Bainbridge, S., “Trade Uses in International sales of Goods: An Analysis of the 1964 and 1980 sales Conventions” (spring 1984) 24 (3) Virginia Journal of International Law.619. Before conducting a lengthy analysis, there are several basic rules regarding the risk of losses under the agreement. As noted above, Chapter IV of the agreement covers the risk of loss in sections 66 to 70 included. The sale of goods becomes complicated when a large quantity of goods is involved or when the value of the product is abnormally high. Complications also occur when selling goods for perishable goods, such as raw fruit, vegetables or meat. Furniture includes all types of personal property, including shares and shares, crops, grass and objects that are related to the land or that are part of the land that must be separated before the sale or as part of the sale contract. It does not apply to achievable receivables and money.  The exchange or exchange of goods is not covered by this Act, as it is governed by the general provisions of the Indian Contract Act of 1872. A closer examination of Rule II, pursuant to Article 67, paragraph 1, second sentence, would be applicable.
The result is a risk of the goods being transferred to the first carrier when the goods are delivered. For practical purposes, this means in the shipping port, because the seller organizes and contracts for shipping the goods to the buyer. The first rule is guaranteed in section 66 of the ICSG, which essentially states that the buyer must meet his obligation to pay the price. However, if the seller has caused damage by deed or negligence, the buyer has the right not to make the payment. Although the provision seems, as if it is against the seller, in practice, sellers usually work with porters. Therefore, if the damage is caused by the carrier and the risk of loss is transferred to the buyer, the buyer may be faced with a payment obligation, even if the goods are delivered properly to the buyer. Suppose for the moment that the seller is contractually obliged to deliver the goods to the buyer. Suppose then that the seller uses his own trucks to deliver the goods to the buyer within another country. Can we assume that this sales contract is transportation? If so, will the risk pass from the seller to the buyer when he loads his own trucks? The answer to both situations is no.
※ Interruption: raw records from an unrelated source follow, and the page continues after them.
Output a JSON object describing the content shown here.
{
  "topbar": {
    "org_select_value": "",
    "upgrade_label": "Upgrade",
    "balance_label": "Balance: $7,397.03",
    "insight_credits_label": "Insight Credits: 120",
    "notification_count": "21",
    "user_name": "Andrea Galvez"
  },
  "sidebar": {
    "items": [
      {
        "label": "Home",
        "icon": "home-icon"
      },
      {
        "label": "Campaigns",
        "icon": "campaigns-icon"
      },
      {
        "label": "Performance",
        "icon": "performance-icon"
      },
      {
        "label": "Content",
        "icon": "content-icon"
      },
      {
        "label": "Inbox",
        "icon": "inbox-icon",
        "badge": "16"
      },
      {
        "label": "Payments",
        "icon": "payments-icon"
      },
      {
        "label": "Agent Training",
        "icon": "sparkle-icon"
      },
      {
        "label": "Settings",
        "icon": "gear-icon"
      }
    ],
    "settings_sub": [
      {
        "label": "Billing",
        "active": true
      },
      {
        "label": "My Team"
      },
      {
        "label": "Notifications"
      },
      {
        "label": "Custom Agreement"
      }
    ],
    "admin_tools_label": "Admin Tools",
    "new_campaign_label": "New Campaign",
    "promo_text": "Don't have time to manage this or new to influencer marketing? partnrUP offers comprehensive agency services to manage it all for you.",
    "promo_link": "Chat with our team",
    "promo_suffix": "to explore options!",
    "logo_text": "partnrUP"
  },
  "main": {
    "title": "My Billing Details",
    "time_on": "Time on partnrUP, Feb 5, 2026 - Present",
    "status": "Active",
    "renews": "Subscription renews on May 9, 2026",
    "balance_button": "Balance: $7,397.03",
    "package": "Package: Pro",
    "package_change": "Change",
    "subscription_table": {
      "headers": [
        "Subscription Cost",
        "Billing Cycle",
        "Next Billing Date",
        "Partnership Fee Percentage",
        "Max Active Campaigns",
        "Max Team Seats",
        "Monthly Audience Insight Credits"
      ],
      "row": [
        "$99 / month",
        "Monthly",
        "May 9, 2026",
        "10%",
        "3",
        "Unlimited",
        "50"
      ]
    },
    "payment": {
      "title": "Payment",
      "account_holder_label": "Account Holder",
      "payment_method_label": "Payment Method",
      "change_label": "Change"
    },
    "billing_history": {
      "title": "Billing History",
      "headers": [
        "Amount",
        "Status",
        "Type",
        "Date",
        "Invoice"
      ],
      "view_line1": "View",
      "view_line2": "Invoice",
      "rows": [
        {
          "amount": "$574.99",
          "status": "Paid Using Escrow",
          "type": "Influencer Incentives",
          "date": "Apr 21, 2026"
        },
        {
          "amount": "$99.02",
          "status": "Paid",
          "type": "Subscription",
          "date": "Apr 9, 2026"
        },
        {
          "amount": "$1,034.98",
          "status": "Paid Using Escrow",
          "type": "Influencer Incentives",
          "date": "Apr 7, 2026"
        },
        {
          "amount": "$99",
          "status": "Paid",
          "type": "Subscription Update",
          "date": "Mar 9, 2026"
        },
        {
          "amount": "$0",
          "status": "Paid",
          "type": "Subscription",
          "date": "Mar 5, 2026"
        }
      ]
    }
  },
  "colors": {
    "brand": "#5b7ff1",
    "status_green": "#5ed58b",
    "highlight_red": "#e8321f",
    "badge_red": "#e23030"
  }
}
Section 67 specifies that the transfer of risk is only made if the goods are handed over to a carrier. In the following pages, we will examine how the agreement manages risk transfer in different scenarios. This review requires a detailed analysis of the various provisions and a commentary. 5. The risk of loss in commercial transactions is not a new matter of commercial law. In MacCormack, G., “Alfenus Varus and the law of Risk in Sale” (1985) 101 Law.Q.